(Records excerpted from a collection)
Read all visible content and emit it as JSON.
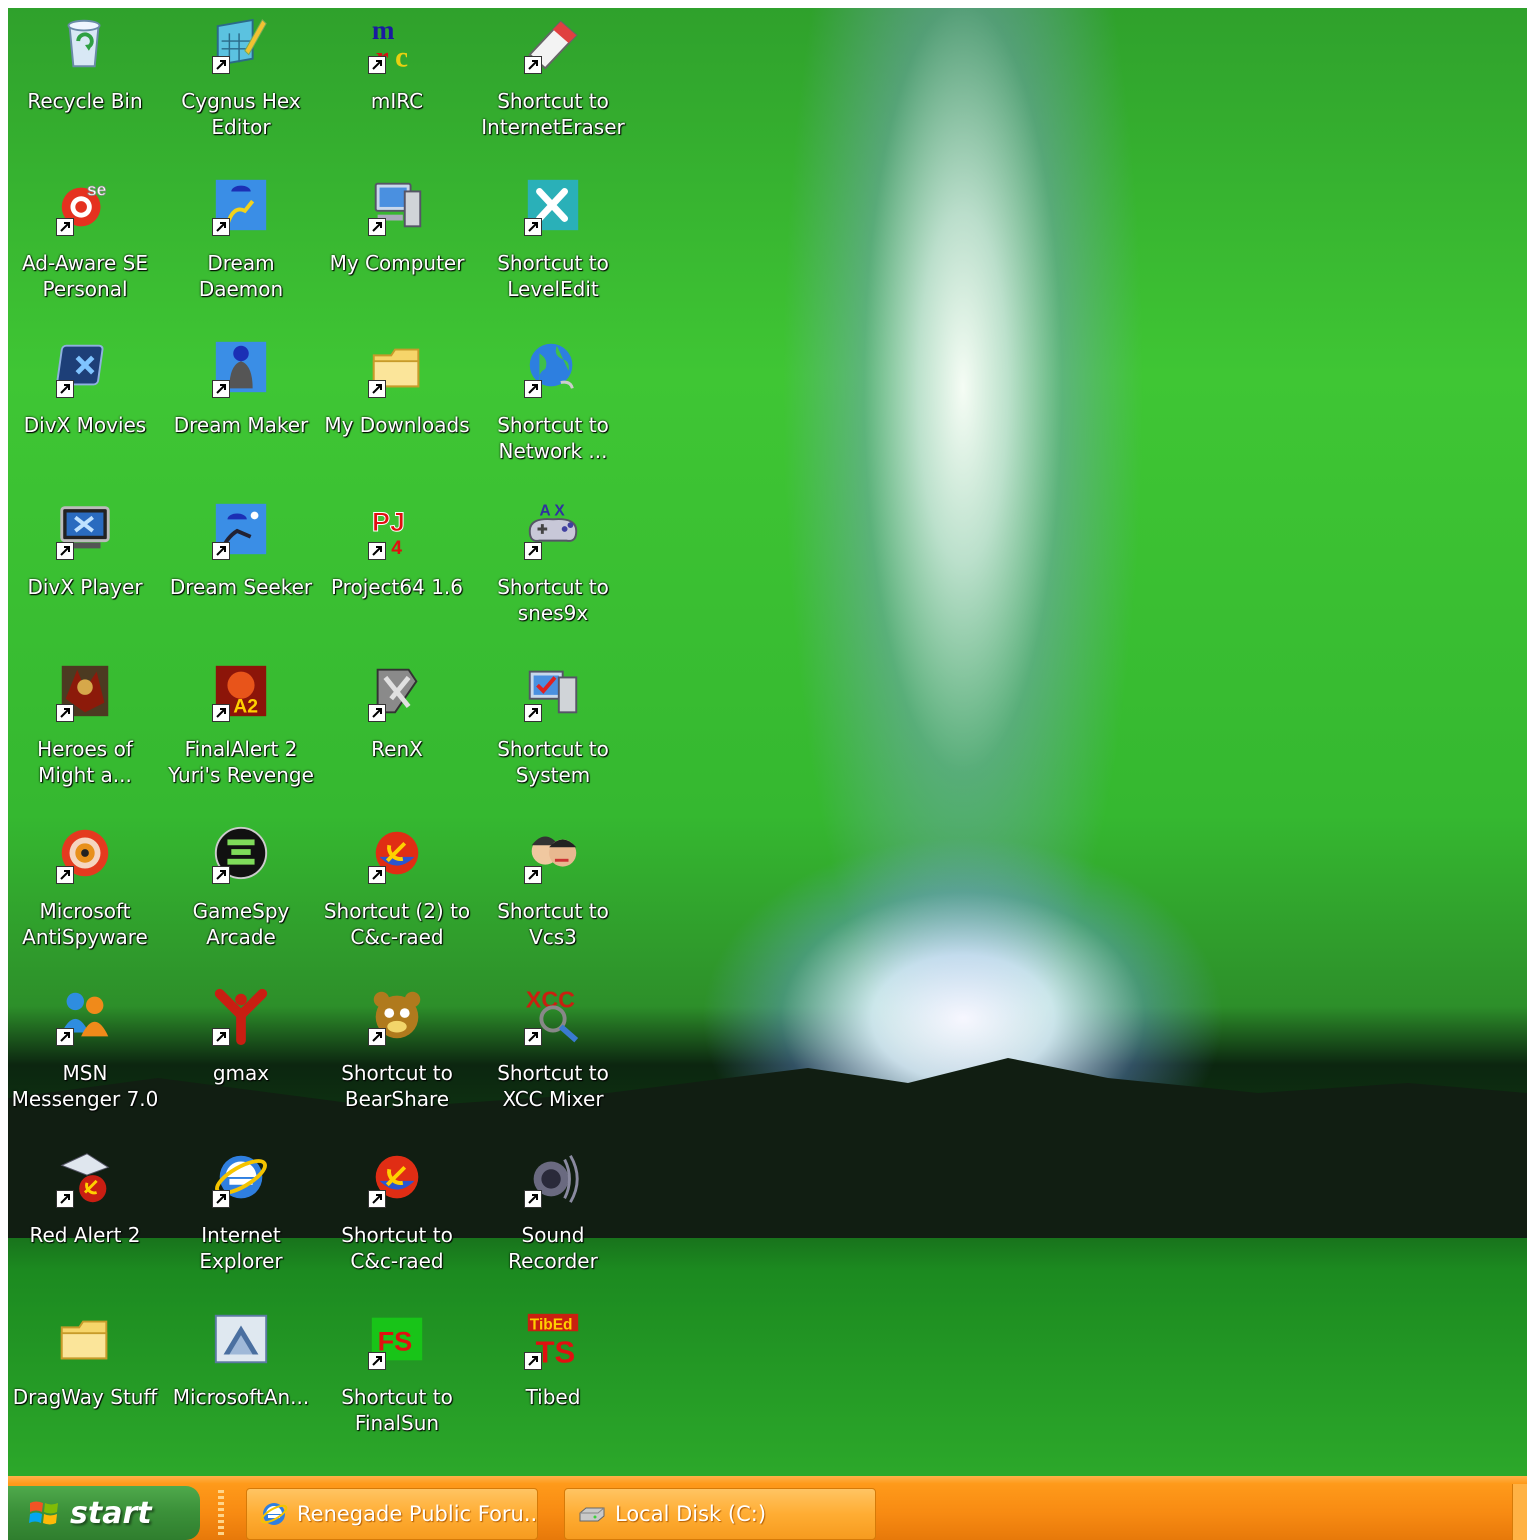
{
  "desktop": {
    "icons": [
      {
        "label": "Recycle Bin",
        "icon": "recycle-bin-icon",
        "shortcut": false
      },
      {
        "label": "Ad-Aware SE\nPersonal",
        "icon": "ad-aware-icon",
        "shortcut": true
      },
      {
        "label": "DivX Movies",
        "icon": "divx-movies-icon",
        "shortcut": true
      },
      {
        "label": "DivX Player",
        "icon": "divx-player-icon",
        "shortcut": true
      },
      {
        "label": "Heroes of\nMight a...",
        "icon": "heroes-icon",
        "shortcut": true
      },
      {
        "label": "Microsoft\nAntiSpyware",
        "icon": "antispyware-icon",
        "shortcut": true
      },
      {
        "label": "MSN\nMessenger 7.0",
        "icon": "msn-messenger-icon",
        "shortcut": true
      },
      {
        "label": "Red Alert 2",
        "icon": "red-alert-icon",
        "shortcut": true
      },
      {
        "label": "DragWay Stuff",
        "icon": "folder-icon",
        "shortcut": false
      },
      {
        "label": "Cygnus Hex\nEditor",
        "icon": "hex-editor-icon",
        "shortcut": true
      },
      {
        "label": "Dream Daemon",
        "icon": "dream-daemon-icon",
        "shortcut": true
      },
      {
        "label": "Dream Maker",
        "icon": "dream-maker-icon",
        "shortcut": true
      },
      {
        "label": "Dream Seeker",
        "icon": "dream-seeker-icon",
        "shortcut": true
      },
      {
        "label": "FinalAlert 2\nYuri's Revenge",
        "icon": "finalalert-icon",
        "shortcut": true
      },
      {
        "label": "GameSpy\nArcade",
        "icon": "gamespy-icon",
        "shortcut": true
      },
      {
        "label": "gmax",
        "icon": "gmax-icon",
        "shortcut": true
      },
      {
        "label": "Internet\nExplorer",
        "icon": "internet-explorer-icon",
        "shortcut": true
      },
      {
        "label": "MicrosoftAn...",
        "icon": "microsoft-an-icon",
        "shortcut": false
      },
      {
        "label": "mIRC",
        "icon": "mirc-icon",
        "shortcut": true
      },
      {
        "label": "My Computer",
        "icon": "my-computer-icon",
        "shortcut": true
      },
      {
        "label": "My Downloads",
        "icon": "folder-icon",
        "shortcut": true
      },
      {
        "label": "Project64 1.6",
        "icon": "project64-icon",
        "shortcut": true
      },
      {
        "label": "RenX",
        "icon": "renx-icon",
        "shortcut": true
      },
      {
        "label": "Shortcut (2) to\nC&c-raed",
        "icon": "cnc-raed-icon",
        "shortcut": true
      },
      {
        "label": "Shortcut to\nBearShare",
        "icon": "bearshare-icon",
        "shortcut": true
      },
      {
        "label": "Shortcut to\nC&c-raed",
        "icon": "cnc-raed-icon",
        "shortcut": true
      },
      {
        "label": "Shortcut to\nFinalSun",
        "icon": "finalsun-icon",
        "shortcut": true
      },
      {
        "label": "Shortcut to\nInternetEraser",
        "icon": "eraser-icon",
        "shortcut": true
      },
      {
        "label": "Shortcut to\nLevelEdit",
        "icon": "leveledit-tools-icon",
        "shortcut": true
      },
      {
        "label": "Shortcut to\nNetwork ...",
        "icon": "network-globe-icon",
        "shortcut": true
      },
      {
        "label": "Shortcut to\nsnes9x",
        "icon": "snes9x-gamepad-icon",
        "shortcut": true
      },
      {
        "label": "Shortcut to\nSystem",
        "icon": "system-icon",
        "shortcut": true
      },
      {
        "label": "Shortcut to\nVcs3",
        "icon": "vcs3-faces-icon",
        "shortcut": true
      },
      {
        "label": "Shortcut to\nXCC Mixer",
        "icon": "xcc-mixer-icon",
        "shortcut": true
      },
      {
        "label": "Sound\nRecorder",
        "icon": "sound-recorder-icon",
        "shortcut": true
      },
      {
        "label": "Tibed",
        "icon": "tibed-icon",
        "shortcut": true
      }
    ]
  },
  "taskbar": {
    "start_label": "start",
    "buttons": [
      {
        "label": "Renegade Public Foru...",
        "icon": "internet-explorer-icon"
      },
      {
        "label": "Local Disk (C:)",
        "icon": "disk-drive-icon"
      }
    ]
  }
}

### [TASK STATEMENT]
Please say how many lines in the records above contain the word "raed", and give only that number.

### [COMPLETED EXERCISE]
4